• **Directions for this task**
What lines in the records include the string "download"? Return each one.

(Records begins)

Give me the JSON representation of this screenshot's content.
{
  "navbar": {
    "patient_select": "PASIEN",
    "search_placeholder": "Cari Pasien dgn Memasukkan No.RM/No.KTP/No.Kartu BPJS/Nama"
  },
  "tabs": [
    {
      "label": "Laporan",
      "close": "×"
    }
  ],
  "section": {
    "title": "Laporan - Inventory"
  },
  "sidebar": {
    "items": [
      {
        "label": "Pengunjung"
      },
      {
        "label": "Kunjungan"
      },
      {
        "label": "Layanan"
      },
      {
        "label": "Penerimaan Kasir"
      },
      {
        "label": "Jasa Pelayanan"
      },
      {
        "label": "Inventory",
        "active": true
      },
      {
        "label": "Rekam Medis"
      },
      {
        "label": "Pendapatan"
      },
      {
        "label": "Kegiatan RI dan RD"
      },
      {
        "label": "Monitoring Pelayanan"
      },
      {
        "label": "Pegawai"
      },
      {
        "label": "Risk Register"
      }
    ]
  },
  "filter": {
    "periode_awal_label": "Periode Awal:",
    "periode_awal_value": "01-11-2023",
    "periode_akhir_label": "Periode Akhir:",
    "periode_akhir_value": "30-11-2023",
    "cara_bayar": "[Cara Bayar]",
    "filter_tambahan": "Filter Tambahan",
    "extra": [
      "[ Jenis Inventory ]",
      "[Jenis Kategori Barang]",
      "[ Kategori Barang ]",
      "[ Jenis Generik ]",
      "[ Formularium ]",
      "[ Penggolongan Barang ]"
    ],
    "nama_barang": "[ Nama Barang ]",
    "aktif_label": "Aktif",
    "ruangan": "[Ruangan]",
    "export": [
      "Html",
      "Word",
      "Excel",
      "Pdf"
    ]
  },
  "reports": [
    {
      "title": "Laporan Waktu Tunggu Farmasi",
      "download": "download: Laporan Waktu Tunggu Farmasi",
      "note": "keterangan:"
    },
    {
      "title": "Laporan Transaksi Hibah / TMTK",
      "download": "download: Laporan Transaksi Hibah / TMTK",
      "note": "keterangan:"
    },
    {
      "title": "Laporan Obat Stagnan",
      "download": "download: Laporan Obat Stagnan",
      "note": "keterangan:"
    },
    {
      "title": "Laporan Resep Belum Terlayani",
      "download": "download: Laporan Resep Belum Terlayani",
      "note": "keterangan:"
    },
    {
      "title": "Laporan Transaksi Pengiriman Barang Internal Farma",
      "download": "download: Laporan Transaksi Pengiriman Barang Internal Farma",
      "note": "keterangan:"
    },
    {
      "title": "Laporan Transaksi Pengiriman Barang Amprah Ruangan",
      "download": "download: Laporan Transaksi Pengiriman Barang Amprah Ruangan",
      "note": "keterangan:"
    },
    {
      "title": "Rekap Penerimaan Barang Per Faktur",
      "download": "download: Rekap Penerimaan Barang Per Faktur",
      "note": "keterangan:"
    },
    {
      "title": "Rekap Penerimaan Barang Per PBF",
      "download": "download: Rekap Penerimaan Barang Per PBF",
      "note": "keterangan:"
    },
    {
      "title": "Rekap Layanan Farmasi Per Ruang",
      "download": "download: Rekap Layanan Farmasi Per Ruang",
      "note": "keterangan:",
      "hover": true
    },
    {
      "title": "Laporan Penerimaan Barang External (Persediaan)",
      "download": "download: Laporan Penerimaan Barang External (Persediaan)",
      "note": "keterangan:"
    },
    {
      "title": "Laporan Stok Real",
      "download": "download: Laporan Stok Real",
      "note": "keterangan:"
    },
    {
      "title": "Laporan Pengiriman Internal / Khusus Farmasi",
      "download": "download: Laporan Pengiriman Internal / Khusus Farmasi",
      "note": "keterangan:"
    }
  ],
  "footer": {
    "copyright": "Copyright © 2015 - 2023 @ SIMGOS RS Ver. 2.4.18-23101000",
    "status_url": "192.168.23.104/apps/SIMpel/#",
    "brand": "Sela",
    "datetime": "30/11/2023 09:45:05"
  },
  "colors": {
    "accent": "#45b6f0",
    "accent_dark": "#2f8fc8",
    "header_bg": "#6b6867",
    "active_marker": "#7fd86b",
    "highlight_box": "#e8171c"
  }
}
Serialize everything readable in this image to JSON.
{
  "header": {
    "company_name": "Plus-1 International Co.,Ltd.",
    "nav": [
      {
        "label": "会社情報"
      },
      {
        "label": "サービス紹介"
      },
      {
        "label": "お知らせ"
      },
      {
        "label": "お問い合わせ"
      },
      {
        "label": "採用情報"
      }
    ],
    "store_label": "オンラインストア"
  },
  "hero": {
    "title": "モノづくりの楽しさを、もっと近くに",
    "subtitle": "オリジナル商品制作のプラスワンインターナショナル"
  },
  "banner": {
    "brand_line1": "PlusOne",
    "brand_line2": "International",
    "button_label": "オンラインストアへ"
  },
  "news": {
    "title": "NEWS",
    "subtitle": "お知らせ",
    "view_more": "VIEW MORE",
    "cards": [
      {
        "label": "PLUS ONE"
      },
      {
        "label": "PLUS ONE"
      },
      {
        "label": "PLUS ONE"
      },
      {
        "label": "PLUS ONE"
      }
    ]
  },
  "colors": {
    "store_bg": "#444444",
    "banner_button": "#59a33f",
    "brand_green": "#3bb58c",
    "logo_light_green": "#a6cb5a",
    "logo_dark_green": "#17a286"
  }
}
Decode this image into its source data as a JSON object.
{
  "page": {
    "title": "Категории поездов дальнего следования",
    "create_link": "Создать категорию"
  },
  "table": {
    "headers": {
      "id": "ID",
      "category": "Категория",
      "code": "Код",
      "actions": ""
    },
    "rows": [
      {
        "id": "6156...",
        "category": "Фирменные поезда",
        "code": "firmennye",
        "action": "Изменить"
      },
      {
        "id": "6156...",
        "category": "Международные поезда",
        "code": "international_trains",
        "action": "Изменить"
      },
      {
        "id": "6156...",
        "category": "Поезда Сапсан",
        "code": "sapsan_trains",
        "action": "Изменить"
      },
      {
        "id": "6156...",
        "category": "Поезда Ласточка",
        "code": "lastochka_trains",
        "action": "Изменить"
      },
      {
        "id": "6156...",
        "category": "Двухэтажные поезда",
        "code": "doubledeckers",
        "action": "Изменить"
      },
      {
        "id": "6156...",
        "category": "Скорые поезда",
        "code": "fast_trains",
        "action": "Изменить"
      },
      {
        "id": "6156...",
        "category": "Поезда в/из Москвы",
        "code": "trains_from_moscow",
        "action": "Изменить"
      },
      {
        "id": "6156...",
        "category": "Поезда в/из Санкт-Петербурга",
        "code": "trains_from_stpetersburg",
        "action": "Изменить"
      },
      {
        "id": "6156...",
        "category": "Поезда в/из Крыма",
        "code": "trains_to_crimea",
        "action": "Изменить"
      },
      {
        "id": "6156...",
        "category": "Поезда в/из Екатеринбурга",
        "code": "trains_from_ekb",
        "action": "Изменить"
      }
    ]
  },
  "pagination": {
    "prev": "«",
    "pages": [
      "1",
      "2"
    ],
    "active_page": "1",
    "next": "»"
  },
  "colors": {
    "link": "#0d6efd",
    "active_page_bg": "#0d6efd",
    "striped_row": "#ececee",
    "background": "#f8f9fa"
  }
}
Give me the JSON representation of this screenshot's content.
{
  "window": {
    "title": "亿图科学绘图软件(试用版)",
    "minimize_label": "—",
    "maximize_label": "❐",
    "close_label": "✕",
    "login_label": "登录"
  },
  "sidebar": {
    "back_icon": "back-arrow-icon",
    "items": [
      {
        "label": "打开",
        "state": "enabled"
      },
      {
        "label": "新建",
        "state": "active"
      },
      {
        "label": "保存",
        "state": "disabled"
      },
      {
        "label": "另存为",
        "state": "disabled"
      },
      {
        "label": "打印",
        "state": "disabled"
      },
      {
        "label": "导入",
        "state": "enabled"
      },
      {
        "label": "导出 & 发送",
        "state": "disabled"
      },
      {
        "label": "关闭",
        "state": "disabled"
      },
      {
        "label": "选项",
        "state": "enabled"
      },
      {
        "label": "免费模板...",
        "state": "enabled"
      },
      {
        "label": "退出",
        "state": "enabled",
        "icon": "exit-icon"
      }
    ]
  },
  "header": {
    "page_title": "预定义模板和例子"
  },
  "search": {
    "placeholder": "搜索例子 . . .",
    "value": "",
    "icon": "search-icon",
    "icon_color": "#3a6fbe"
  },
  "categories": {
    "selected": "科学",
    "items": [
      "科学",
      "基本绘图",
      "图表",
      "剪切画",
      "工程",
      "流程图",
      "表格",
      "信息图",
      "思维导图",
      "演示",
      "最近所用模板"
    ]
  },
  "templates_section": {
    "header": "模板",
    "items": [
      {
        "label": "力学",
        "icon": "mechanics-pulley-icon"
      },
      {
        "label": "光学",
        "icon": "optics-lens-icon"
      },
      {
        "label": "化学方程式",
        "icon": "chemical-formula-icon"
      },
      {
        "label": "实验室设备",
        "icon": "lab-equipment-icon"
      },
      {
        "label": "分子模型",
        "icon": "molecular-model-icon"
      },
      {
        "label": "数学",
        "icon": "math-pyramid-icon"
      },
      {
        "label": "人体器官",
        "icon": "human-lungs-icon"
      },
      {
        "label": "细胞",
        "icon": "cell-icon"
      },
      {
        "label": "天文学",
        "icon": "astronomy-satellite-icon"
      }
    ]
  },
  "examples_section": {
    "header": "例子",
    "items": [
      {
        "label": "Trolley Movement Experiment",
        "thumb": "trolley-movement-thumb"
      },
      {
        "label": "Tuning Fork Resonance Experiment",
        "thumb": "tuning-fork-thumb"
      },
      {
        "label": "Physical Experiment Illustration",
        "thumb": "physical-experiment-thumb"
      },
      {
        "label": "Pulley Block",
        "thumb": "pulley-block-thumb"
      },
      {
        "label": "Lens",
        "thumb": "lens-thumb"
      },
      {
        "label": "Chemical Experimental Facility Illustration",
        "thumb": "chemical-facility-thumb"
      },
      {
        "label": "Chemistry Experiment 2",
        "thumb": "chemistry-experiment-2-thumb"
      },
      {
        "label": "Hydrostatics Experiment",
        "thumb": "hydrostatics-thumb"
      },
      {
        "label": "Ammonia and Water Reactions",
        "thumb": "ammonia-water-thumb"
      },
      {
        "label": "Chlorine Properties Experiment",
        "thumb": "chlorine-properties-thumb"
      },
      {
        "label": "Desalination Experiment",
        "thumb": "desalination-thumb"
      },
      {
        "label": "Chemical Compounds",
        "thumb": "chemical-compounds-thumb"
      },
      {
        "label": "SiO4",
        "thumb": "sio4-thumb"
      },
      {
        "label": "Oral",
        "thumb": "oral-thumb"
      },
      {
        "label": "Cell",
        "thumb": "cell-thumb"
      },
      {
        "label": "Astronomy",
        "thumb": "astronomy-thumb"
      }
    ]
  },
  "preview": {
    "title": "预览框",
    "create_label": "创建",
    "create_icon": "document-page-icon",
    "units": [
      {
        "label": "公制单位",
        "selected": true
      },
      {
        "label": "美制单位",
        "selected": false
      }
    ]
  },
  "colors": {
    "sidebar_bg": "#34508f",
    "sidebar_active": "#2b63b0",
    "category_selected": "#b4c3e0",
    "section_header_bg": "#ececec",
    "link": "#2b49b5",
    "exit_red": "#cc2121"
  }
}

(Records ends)

• **Your solution**
      "download": "download: Laporan Waktu Tunggu Farmasi",
      "download": "download: Laporan Transaksi Hibah / TMTK",
      "download": "download: Laporan Obat Stagnan",
      "download": "download: Laporan Resep Belum Terlayani",
      "download": "download: Laporan Transaksi Pengiriman Barang Internal Farma",
      "download": "download: Laporan Transaksi Pengiriman Barang Amprah Ruangan",
      "download": "download: Rekap Penerimaan Barang Per Faktur",
      "download": "download: Rekap Penerimaan Barang Per PBF",
      "download": "download: Rekap Layanan Farmasi Per Ruang",
      "download": "download: Laporan Penerimaan Barang External (Persediaan)",
      "download": "download: Laporan Stok Real",
      "download": "download: Laporan Pengiriman Internal / Khusus Farmasi",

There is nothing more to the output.